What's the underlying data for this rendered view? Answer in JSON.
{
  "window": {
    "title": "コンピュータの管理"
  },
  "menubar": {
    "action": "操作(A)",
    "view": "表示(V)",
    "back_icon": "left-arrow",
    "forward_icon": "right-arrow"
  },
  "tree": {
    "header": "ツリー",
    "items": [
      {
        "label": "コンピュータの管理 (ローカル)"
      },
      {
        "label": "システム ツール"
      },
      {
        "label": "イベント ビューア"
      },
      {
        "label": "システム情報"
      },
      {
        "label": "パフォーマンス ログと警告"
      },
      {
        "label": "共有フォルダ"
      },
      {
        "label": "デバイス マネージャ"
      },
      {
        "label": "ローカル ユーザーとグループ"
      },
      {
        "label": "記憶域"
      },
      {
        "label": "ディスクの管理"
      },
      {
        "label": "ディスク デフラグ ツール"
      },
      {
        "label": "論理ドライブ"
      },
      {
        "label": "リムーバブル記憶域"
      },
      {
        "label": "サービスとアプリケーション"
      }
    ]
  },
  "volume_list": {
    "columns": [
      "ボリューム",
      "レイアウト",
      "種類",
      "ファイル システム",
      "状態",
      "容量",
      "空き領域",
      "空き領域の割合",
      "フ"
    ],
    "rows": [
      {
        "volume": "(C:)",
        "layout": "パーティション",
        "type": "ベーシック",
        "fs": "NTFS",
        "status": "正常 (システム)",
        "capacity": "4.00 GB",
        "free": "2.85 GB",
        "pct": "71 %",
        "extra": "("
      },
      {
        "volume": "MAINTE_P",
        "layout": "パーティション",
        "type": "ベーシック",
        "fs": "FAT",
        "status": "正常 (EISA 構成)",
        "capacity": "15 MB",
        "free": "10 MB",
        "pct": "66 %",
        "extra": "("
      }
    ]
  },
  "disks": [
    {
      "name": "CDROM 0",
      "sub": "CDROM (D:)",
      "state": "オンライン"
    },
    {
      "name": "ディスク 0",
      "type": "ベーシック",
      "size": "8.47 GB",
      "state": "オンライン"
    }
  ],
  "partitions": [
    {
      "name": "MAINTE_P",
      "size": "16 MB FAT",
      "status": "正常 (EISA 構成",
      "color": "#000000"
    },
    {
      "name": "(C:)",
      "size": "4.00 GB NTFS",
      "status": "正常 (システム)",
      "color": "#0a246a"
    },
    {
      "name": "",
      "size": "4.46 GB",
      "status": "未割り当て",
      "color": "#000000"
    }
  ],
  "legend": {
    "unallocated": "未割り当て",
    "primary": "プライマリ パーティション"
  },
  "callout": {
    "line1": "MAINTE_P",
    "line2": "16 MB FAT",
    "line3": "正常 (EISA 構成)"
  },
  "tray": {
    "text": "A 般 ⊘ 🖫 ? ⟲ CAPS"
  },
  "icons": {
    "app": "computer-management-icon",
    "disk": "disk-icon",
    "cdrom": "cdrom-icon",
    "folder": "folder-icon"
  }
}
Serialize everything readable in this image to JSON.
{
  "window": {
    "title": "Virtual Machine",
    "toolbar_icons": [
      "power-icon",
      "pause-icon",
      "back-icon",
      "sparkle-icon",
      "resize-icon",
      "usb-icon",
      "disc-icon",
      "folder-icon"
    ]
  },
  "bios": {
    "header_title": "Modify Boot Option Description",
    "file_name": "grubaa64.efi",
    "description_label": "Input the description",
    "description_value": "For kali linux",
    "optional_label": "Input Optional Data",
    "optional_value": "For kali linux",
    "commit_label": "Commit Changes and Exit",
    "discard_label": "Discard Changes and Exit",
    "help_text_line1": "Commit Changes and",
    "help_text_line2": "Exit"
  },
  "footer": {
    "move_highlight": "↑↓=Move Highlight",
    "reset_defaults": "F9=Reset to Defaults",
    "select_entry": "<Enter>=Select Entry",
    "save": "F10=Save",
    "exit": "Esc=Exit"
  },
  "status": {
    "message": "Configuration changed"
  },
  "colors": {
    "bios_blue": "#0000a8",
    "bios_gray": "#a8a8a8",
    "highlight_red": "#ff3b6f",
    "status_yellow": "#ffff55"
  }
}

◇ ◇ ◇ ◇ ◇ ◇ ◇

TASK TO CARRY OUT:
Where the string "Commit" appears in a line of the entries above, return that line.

RESPONSE TO THE TASK:
    "commit_label": "Commit Changes and Exit",
    "help_text_line1": "Commit Changes and",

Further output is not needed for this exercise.